"It's really hard to design products by focus groups. A lot of times, people don't know what they want until you show it to them."

- Steve Jobs

There is something undemocratic in Steve Jobs' words. The innovator knows what people want before they know it themselves.

Moshe faces a quagmire at the end of last week's parsha. He had won the support of the Jewish people to challenge Pharaoh. Yet, his first sally before Pharaoh with signs and demands had ended in utter failure. He made the slavery situation worse for the Jewish people. Moshe, in a fit of despondency, replies to God's request that he appear before Pharaoh again with the argument, "If the Jews no longer listen to me, how will Pharaoh listen to me?"

Rabbi Ovadia Seforno interprets God's reply with an insight into leadership. The pasuk reads, "Hashem spoke to Moshe and Aaron and commanded them regarding the Children of Israel and regarding Pharaoh, king of Egypt, to take the Children of Israel out of the land of Egypt." The verse is unclear - what does it mean to "command them regarding..." R. Seforno explains that Moshe and Aaron were made leaders in regard to redemption, such that both the Jewish people and Pharaoh would be forced to accept it even against their will. 

God's solution to Moshe's conundrum is to get past the present. Moshe is granted permission to lead - which in this case means working for something that the Jewish people themselves don't yet know that they need. The Jewish people are not yet ready for words of redemption - they cannot hear such ideas. Yet, Moshe must think in those terms and lead toward that vision. 

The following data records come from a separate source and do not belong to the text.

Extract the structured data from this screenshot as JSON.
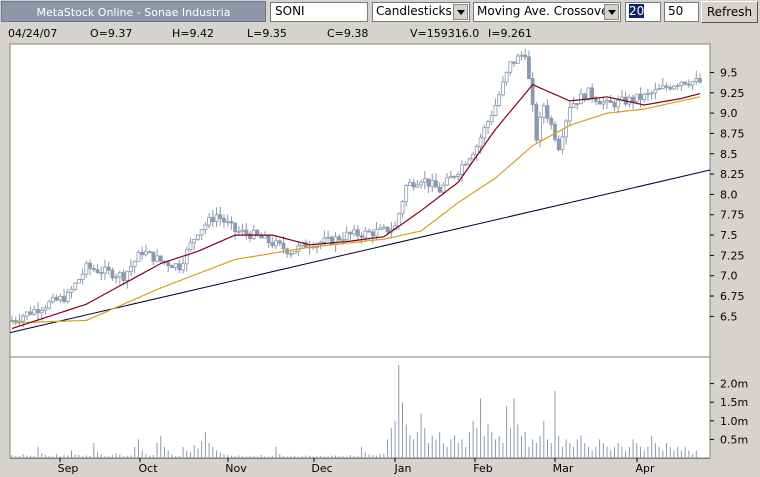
{
  "toolbar": {
    "title": "MetaStock Online - Sonae Industria",
    "symbol": "SONI",
    "chart_type": "Candlesticks",
    "indicator": "Moving Ave. Crossover",
    "period1": "20",
    "period2": "50",
    "refresh_label": "Refresh"
  },
  "quote": {
    "date": "04/24/07",
    "open": "O=9.37",
    "high": "H=9.42",
    "low": "L=9.35",
    "close": "C=9.38",
    "volume": "V=159316.0",
    "indicator": "I=9.261"
  },
  "colors": {
    "background": "#d6d3ce",
    "plot": "#ffffff",
    "candle": "#8a9ab0",
    "ma_short": "#800020",
    "ma_long": "#d4a020",
    "trendline": "#000033"
  },
  "chart_data": {
    "type": "candlestick",
    "price_ticks": [
      "6.5",
      "6.75",
      "7.0",
      "7.25",
      "7.5",
      "7.75",
      "8.0",
      "8.25",
      "8.5",
      "8.75",
      "9.0",
      "9.25",
      "9.5"
    ],
    "volume_ticks": [
      "0.5m",
      "1.0m",
      "1.5m",
      "2.0m"
    ],
    "x_labels": [
      "Sep",
      "Oct",
      "Nov",
      "Dec",
      "Jan",
      "Feb",
      "Mar",
      "Apr"
    ],
    "ylim": [
      6.0,
      9.85
    ],
    "volume_max": 2.5,
    "close_anchors": [
      [
        0,
        6.45
      ],
      [
        8,
        6.62
      ],
      [
        15,
        6.75
      ],
      [
        20,
        7.1
      ],
      [
        25,
        7.05
      ],
      [
        30,
        7.0
      ],
      [
        35,
        7.3
      ],
      [
        40,
        7.18
      ],
      [
        45,
        7.12
      ],
      [
        50,
        7.55
      ],
      [
        55,
        7.75
      ],
      [
        60,
        7.55
      ],
      [
        65,
        7.5
      ],
      [
        70,
        7.4
      ],
      [
        75,
        7.3
      ],
      [
        80,
        7.4
      ],
      [
        85,
        7.42
      ],
      [
        90,
        7.5
      ],
      [
        95,
        7.52
      ],
      [
        100,
        7.55
      ],
      [
        103,
        7.6
      ],
      [
        106,
        8.1
      ],
      [
        110,
        8.2
      ],
      [
        115,
        8.05
      ],
      [
        120,
        8.3
      ],
      [
        125,
        8.6
      ],
      [
        130,
        9.1
      ],
      [
        134,
        9.6
      ],
      [
        138,
        9.75
      ],
      [
        141,
        8.7
      ],
      [
        143,
        9.1
      ],
      [
        147,
        8.6
      ],
      [
        150,
        9.1
      ],
      [
        155,
        9.25
      ],
      [
        160,
        9.1
      ],
      [
        165,
        9.15
      ],
      [
        170,
        9.2
      ],
      [
        175,
        9.3
      ],
      [
        180,
        9.4
      ],
      [
        185,
        9.38
      ]
    ],
    "ma_short": [
      [
        0,
        6.35
      ],
      [
        20,
        6.65
      ],
      [
        30,
        6.9
      ],
      [
        40,
        7.15
      ],
      [
        50,
        7.3
      ],
      [
        60,
        7.5
      ],
      [
        70,
        7.5
      ],
      [
        80,
        7.38
      ],
      [
        90,
        7.42
      ],
      [
        100,
        7.48
      ],
      [
        110,
        7.8
      ],
      [
        120,
        8.15
      ],
      [
        130,
        8.8
      ],
      [
        140,
        9.35
      ],
      [
        150,
        9.15
      ],
      [
        160,
        9.2
      ],
      [
        170,
        9.1
      ],
      [
        180,
        9.18
      ],
      [
        185,
        9.24
      ]
    ],
    "ma_long": [
      [
        0,
        6.42
      ],
      [
        20,
        6.45
      ],
      [
        40,
        6.85
      ],
      [
        60,
        7.2
      ],
      [
        80,
        7.35
      ],
      [
        100,
        7.45
      ],
      [
        110,
        7.55
      ],
      [
        120,
        7.9
      ],
      [
        130,
        8.2
      ],
      [
        140,
        8.6
      ],
      [
        150,
        8.85
      ],
      [
        160,
        9.0
      ],
      [
        170,
        9.05
      ],
      [
        180,
        9.15
      ],
      [
        185,
        9.2
      ]
    ],
    "trendline": [
      [
        6.3
      ],
      [
        8.3
      ]
    ],
    "volume_profile": [
      0.08,
      0.06,
      0.05,
      0.1,
      0.07,
      0.06,
      0.05,
      0.3,
      0.12,
      0.08,
      0.06,
      0.04,
      0.1,
      0.05,
      0.08,
      0.06,
      0.2,
      0.1,
      0.08,
      0.05,
      0.07,
      0.06,
      0.4,
      0.15,
      0.1,
      0.06,
      0.05,
      0.08,
      0.12,
      0.1,
      0.05,
      0.06,
      0.07,
      0.3,
      0.5,
      0.2,
      0.1,
      0.06,
      0.08,
      0.4,
      0.6,
      0.3,
      0.2,
      0.1,
      0.05,
      0.06,
      0.3,
      0.2,
      0.15,
      0.35,
      0.25,
      0.45,
      0.7,
      0.4,
      0.3,
      0.2,
      0.15,
      0.1,
      0.08,
      0.06,
      0.05,
      0.07,
      0.05,
      0.04,
      0.06,
      0.05,
      0.04,
      0.08,
      0.05,
      0.04,
      0.06,
      0.3,
      0.1,
      0.05,
      0.04,
      0.06,
      0.05,
      0.04,
      0.05,
      0.07,
      0.06,
      0.04,
      0.05,
      0.06,
      0.04,
      0.05,
      0.06,
      0.07,
      0.05,
      0.06,
      0.04,
      0.08,
      0.06,
      0.05,
      0.3,
      0.15,
      0.1,
      0.08,
      0.06,
      0.1,
      0.12,
      0.5,
      0.8,
      1.0,
      2.5,
      1.5,
      0.9,
      0.6,
      0.5,
      0.7,
      1.2,
      0.8,
      0.4,
      0.6,
      0.5,
      0.7,
      0.4,
      0.3,
      0.5,
      0.6,
      0.4,
      0.5,
      0.3,
      0.7,
      1.0,
      0.8,
      1.6,
      0.6,
      0.9,
      0.7,
      0.5,
      0.6,
      0.4,
      1.4,
      0.8,
      1.6,
      0.9,
      0.6,
      0.7,
      0.3,
      0.5,
      0.4,
      0.6,
      1.0,
      0.5,
      0.4,
      1.8,
      0.6,
      0.3,
      0.5,
      0.4,
      0.3,
      0.5,
      0.6,
      0.4,
      0.3,
      0.2,
      0.3,
      0.5,
      0.4,
      0.3,
      0.2,
      0.3,
      0.4,
      0.3,
      0.2,
      0.3,
      0.5,
      0.4,
      0.3,
      0.2,
      0.3,
      0.6,
      0.4,
      0.3,
      0.2,
      0.4,
      0.3,
      0.2,
      0.3,
      0.2,
      0.3,
      0.2,
      0.1,
      0.2
    ]
  }
}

Often, we get locked in the present. We see intractable problems and we become despondent. Knowing that the future contains opportunities that we cannot know in the present can be a basis for hope. Leadership is helping others see those opportunities.